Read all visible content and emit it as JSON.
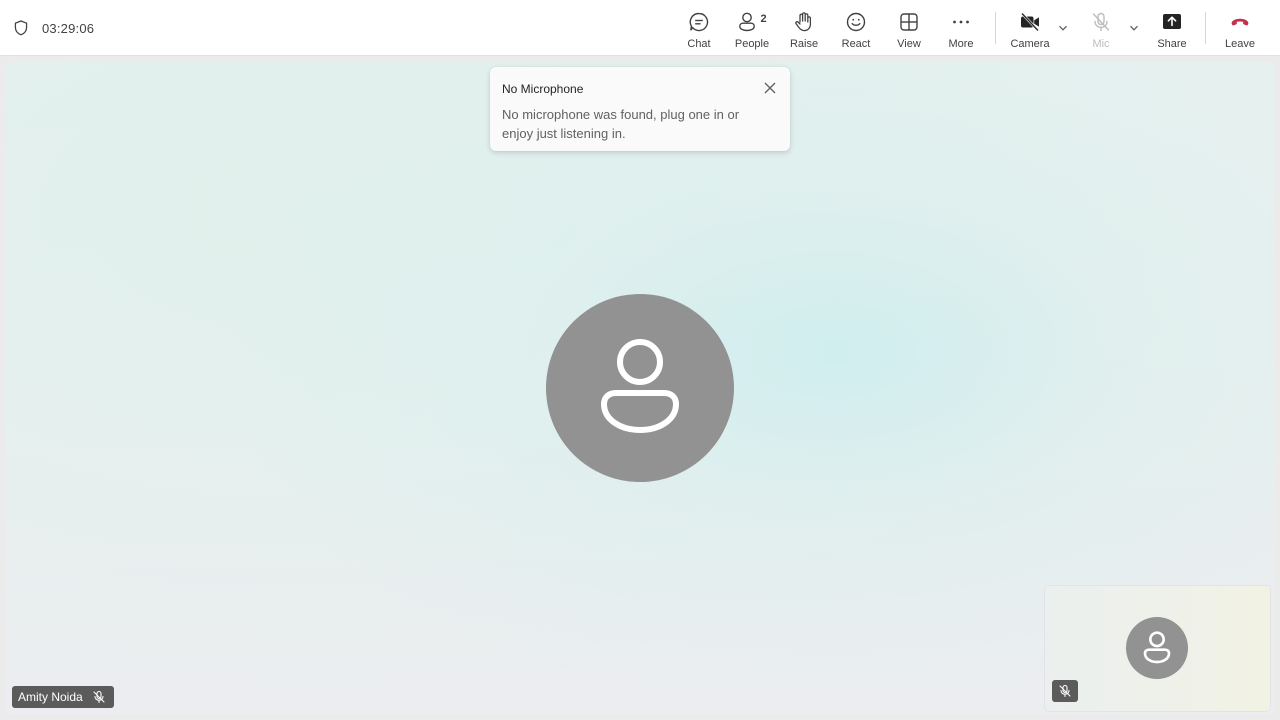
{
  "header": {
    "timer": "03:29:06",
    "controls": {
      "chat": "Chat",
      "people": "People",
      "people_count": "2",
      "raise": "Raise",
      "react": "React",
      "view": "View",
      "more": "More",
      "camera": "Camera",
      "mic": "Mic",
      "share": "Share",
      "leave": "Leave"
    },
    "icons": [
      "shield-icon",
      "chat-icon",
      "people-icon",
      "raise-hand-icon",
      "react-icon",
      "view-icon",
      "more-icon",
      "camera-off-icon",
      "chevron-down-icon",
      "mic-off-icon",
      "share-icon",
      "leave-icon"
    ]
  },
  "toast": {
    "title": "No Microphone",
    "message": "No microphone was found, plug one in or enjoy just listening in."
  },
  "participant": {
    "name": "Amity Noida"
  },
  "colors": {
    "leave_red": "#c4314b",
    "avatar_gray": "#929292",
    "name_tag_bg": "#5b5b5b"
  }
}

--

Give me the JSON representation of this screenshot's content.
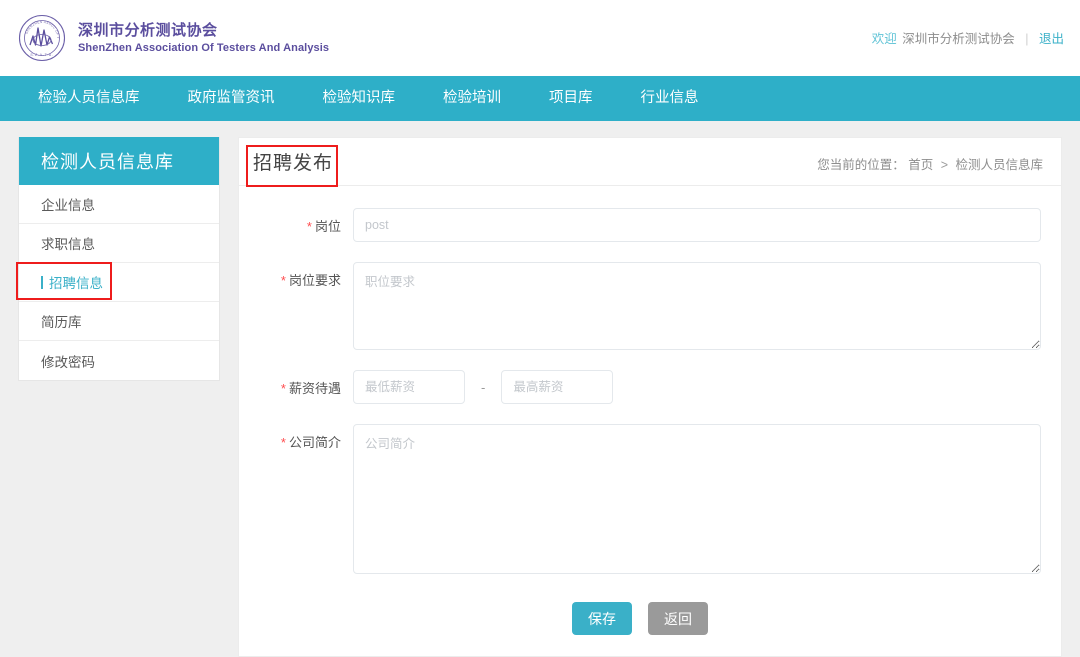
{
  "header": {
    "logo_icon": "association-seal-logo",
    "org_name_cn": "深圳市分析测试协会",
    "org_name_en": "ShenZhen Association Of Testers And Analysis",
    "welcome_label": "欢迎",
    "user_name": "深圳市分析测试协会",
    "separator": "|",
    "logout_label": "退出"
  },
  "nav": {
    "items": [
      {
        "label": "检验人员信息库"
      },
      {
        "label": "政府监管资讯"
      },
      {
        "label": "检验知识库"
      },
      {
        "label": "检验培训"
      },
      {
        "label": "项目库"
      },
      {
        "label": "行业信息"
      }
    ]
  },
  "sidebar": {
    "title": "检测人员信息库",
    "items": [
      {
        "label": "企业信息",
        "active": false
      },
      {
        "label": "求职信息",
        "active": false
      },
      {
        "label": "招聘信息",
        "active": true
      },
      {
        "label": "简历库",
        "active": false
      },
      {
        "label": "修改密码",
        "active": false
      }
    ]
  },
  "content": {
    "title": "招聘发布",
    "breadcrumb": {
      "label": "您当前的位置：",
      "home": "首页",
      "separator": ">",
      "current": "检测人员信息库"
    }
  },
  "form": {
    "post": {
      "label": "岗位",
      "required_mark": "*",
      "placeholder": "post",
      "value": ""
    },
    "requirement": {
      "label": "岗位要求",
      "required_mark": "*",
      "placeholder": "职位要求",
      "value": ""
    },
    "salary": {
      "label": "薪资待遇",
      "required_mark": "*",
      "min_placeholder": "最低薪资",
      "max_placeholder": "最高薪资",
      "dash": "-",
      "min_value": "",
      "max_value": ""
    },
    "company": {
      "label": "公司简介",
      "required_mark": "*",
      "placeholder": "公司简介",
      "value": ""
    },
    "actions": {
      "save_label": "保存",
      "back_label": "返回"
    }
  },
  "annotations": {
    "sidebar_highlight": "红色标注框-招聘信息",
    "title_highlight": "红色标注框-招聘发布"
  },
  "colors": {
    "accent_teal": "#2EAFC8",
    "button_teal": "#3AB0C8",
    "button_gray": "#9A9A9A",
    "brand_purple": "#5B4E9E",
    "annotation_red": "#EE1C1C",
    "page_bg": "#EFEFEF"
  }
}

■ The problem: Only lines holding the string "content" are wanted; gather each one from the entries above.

■ Solution:
Read all visible content and emit it as JSON.
Give me the JSON representation of this screenshot's content.
  "content": {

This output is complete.